I love second chance food. I love how optimistic it is. I love that second incarnations are natural in the world of food. Though the act of roasting beets is wholly fulfilling, though the smell of a fresh roasted beet has the kind of juju behind it like to call out like Cassandra; on the second day, having cooled into a satin skinned, lush body, the next-day beet dices easily and will make you feel like a badass with your knife skills, which is always nice.
Halve the brussel sprouts. The top leaves will strip away slow and deliberate as Salome.
Toss the diced beats with the halved brussel sprouts. Use the shiny metal bowl that is really slidy. I find that listening to Louis Prima is a good idea in situations like this.
The beets will begin to stain the exposed white halves of the sprouts to a blushing, Hester Prynne red. The beats themselves will begin to look like the guilty and sexy side of a bruise.
Add the vinegar and respect it for the potion that it is. Don’t tell me vinegar isn’t magic. Vinegar, itself, is a second chance. Add the oil, knowing it to be olive tears.
The salt and the pepper, each, should be added with as much panache as possible. When or where else, really, do you get the chance?
Dill always seems like a grandmotherly cheat, some Eastern European wool over eyes kind of thing. I was always suspicious of what was being shrouded behind this cold war seasoning. But when I started eating fresh dill all of my paranoia was washed away on the immediacy of flavor that comes from fresh dill. Fresh dill reminds me of the sweet parts of Watership Down.
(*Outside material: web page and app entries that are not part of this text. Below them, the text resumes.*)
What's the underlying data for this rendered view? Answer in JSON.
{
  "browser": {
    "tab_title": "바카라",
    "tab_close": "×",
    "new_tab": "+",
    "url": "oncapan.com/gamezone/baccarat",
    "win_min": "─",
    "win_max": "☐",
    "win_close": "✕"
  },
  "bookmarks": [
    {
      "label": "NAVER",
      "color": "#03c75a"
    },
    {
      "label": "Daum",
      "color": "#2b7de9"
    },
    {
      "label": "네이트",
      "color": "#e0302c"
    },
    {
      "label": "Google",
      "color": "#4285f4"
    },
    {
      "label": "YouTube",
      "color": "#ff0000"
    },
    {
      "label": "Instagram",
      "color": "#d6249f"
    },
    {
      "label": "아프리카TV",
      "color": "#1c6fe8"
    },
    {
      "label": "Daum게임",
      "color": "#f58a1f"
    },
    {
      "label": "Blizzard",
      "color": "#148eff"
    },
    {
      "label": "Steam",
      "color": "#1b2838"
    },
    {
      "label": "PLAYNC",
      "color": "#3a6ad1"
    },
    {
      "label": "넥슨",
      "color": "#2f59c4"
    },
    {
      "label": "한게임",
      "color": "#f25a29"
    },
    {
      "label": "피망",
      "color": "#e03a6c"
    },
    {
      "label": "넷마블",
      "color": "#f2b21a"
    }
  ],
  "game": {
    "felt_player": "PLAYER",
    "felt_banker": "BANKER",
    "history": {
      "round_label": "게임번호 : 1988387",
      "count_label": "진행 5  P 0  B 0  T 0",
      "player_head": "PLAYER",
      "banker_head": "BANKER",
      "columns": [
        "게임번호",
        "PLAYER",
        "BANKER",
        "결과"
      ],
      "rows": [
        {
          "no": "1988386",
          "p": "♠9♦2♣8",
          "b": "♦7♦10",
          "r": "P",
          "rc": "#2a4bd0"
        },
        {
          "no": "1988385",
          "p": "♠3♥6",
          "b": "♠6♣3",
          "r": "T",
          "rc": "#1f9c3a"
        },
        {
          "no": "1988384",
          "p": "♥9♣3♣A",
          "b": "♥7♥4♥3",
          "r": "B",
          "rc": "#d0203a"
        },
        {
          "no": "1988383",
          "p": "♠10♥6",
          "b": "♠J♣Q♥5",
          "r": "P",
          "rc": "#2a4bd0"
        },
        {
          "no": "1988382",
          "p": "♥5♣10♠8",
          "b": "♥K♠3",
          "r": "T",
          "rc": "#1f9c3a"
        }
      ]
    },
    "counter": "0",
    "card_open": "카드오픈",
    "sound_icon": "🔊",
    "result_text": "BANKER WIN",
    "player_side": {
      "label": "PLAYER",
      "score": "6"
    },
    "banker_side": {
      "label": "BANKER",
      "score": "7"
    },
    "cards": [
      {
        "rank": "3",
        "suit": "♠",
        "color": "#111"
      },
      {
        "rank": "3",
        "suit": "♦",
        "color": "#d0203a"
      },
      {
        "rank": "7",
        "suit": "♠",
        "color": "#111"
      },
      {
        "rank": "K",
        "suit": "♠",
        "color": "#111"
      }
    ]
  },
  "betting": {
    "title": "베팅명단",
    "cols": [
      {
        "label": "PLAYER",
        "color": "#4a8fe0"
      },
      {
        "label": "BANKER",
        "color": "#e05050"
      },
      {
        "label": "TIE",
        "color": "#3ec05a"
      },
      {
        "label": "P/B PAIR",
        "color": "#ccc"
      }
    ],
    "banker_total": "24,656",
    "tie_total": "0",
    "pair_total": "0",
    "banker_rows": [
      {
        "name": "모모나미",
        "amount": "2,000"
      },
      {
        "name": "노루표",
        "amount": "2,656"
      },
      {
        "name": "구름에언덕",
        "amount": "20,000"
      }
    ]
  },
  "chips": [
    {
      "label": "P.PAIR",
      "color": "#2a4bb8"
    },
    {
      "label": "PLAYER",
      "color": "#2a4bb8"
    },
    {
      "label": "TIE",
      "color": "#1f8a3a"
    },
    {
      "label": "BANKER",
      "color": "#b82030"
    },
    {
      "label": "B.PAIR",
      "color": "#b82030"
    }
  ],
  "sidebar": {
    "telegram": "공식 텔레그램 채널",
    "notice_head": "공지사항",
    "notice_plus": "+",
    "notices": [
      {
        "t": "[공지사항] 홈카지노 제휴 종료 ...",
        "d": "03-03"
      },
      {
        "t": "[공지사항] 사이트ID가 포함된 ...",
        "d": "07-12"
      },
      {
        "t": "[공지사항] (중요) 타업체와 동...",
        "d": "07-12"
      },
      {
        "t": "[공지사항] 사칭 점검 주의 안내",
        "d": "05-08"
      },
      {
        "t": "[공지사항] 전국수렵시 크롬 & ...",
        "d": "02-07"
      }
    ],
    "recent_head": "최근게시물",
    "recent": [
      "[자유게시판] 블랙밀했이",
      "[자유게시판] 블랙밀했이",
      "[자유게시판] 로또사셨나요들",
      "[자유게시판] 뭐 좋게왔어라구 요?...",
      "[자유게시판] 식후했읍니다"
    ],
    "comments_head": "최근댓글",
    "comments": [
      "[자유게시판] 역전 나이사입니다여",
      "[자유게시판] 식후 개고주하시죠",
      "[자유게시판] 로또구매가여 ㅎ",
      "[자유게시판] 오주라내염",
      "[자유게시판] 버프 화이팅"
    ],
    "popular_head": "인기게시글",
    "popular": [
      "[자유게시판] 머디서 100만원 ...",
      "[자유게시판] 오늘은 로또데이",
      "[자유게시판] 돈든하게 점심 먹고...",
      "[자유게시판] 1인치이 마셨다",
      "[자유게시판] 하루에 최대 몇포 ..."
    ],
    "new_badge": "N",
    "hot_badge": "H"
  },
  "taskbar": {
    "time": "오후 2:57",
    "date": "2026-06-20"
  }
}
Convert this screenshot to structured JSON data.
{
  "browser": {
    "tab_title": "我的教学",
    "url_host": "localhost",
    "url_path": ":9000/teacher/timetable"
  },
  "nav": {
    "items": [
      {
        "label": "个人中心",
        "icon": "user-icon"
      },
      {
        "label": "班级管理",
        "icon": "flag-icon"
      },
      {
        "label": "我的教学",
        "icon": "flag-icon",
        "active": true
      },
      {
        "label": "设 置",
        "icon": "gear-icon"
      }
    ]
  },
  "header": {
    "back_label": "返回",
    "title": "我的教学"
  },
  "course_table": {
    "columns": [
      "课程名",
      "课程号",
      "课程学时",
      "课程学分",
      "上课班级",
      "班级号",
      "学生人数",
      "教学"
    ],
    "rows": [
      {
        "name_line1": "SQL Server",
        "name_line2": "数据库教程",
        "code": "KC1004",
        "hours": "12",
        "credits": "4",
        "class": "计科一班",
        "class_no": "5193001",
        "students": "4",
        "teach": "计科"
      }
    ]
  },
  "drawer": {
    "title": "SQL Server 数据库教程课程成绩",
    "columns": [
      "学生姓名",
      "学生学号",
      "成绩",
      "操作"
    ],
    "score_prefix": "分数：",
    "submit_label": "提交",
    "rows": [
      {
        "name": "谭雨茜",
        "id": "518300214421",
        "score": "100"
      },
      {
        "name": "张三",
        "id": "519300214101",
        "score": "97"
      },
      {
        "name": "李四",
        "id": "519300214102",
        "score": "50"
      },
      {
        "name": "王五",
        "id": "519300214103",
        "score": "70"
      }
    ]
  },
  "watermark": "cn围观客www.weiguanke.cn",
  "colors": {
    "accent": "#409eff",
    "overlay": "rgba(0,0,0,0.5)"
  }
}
In the end the ingredients will blend through strata of sweet and savory leaving a joyful gang of flavor.